How can all this greater self-awareness (and system-awareness) help us push through “the Great Transition”, as many civil society organisations put it – “the ascendancy of a new suite of values: human solidarity, quality of life, and respect for nature”? We looked at the relative virtues of eight different projects that could effect this shift -  from the municipalist movements to blockchain technology (a full report to be published soon).

What was interesting, even in this group of experts, was how much our assessment of these projects changed before and after discussion. It’s an echo of a much larger point, picked up many times in this blog, about democratic and participatory innovation. 
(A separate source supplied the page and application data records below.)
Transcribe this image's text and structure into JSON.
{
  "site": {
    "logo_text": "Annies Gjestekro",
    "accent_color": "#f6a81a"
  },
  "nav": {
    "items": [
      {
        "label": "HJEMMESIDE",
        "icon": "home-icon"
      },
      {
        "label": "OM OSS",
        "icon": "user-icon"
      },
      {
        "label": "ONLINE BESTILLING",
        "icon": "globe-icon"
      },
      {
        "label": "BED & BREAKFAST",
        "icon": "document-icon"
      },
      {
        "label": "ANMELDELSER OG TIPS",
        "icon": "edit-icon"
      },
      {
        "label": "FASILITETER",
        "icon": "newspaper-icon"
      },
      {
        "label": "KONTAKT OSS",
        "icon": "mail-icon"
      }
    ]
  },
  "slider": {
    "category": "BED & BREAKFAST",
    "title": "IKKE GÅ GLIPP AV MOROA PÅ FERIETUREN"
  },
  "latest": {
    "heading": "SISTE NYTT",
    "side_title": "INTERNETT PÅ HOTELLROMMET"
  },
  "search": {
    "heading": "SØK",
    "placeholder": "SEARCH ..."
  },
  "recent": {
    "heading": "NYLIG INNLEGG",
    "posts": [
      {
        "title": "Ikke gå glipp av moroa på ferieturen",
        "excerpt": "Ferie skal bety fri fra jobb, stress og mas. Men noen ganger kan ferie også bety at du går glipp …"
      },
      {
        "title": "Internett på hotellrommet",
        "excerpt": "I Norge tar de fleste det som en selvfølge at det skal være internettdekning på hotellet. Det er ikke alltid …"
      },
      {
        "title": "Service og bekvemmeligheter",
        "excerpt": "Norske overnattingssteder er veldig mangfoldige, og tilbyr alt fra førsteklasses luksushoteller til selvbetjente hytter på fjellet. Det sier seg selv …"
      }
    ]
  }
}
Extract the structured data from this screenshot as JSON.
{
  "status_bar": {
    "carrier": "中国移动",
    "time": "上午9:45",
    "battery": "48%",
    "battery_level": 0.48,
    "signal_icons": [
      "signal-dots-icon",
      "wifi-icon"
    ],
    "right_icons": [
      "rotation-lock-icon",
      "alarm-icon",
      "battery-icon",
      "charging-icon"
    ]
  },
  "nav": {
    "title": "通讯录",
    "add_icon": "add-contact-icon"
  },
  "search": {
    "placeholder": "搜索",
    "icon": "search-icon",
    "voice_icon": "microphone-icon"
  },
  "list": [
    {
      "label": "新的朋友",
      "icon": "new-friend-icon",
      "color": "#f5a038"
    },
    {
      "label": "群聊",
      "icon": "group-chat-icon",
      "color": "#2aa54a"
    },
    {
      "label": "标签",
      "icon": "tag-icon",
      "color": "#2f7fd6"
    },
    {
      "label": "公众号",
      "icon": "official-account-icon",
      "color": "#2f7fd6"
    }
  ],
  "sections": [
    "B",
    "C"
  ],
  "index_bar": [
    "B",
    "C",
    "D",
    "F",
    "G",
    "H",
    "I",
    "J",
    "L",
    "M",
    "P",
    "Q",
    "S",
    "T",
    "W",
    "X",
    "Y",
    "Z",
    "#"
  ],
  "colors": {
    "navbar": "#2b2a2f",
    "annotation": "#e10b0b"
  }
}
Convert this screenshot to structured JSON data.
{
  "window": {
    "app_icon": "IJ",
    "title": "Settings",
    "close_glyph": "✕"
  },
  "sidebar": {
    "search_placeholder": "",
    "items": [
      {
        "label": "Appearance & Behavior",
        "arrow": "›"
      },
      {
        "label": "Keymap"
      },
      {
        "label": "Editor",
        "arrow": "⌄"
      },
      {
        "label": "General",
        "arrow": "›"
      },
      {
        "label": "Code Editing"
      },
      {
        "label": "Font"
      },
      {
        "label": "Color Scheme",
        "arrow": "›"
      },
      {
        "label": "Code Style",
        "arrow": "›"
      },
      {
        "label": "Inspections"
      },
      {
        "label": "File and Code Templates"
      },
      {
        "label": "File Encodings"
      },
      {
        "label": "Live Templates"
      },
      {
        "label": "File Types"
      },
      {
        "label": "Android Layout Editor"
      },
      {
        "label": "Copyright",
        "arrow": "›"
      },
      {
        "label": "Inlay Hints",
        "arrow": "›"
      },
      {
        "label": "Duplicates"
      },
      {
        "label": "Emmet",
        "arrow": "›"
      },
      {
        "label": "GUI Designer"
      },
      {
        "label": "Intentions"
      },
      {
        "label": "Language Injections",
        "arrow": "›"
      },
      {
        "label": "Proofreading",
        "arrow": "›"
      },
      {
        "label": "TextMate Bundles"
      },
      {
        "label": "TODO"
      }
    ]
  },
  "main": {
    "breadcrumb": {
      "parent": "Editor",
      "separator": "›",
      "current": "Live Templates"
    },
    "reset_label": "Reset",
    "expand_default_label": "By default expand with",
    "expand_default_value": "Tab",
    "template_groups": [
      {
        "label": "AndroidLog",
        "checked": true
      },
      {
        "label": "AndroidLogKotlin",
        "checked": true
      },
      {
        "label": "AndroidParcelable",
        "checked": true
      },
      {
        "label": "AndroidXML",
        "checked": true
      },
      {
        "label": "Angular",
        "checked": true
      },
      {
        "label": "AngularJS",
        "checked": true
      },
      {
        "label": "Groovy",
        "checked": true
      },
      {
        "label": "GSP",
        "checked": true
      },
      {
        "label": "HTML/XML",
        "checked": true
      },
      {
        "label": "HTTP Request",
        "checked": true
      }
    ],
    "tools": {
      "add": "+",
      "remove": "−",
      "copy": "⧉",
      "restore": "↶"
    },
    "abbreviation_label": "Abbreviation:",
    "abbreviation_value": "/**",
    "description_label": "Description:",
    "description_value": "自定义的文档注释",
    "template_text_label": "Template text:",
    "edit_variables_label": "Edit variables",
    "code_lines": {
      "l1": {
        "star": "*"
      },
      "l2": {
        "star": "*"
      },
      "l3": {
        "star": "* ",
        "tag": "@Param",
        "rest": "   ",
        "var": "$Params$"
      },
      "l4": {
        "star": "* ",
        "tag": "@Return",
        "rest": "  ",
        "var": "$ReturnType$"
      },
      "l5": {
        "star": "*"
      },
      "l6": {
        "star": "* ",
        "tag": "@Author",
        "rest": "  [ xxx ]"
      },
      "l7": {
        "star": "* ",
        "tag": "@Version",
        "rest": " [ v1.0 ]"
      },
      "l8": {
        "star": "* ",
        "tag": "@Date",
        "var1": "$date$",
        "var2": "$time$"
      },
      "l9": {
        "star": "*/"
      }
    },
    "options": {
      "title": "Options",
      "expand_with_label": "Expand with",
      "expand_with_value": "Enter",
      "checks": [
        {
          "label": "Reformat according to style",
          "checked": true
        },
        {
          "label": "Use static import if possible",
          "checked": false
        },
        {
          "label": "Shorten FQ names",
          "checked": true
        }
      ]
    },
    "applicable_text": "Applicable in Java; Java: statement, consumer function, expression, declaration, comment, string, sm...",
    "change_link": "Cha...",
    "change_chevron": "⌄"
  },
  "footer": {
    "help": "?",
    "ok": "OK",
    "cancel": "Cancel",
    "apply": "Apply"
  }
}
Firstly, deliberation is crucial. Badly informed referenda or liquid democracy on its own, may not make the most of our complex decision-making powers. Citizens Assemblies meantime, prize their ability to change peoples’ minds after six months of education and thinking with others on a topic.

Secondly, how important is consensus? What I experienced in Paris was a plurality of possibly solutions to any problem, each of them suited to a different perspective on life. How can we avoid narrowing down the field, or making too many ideas wrong simply out of a desire to have one notion win over the others? This is just as important for economic as it is for social solutions. Can co-operatives sit alongside entrepreneurs, when there may be different people more suited to each mode, living side by side in a community?

The up-coming meeting in Wigan is called Ctrl-Shift, a name which points exactly at the issues raised in the Paris Agora. Namely, how can we loosen the dominance of one kind of power, one manner of “taking control”? What's new is that this shift doesn’t mean the defeat of an opponent, but collaboration between a plurality of solutions that better echo the diversity that’s actually present in our world.

This is not a simply a fairness agenda (though it would be fair). It’s also a call for the knowledge we don’t yet have, that has been suppressed, to answer the problems we have not been able to answer till now.

There is no doubt that some of those answers are coming from the next generations – millennials and after – who can see solutions that have only recently come on tap, including the power of organising and technology. So, when they speak up – with all the energy of youth - let’s try to listen hard.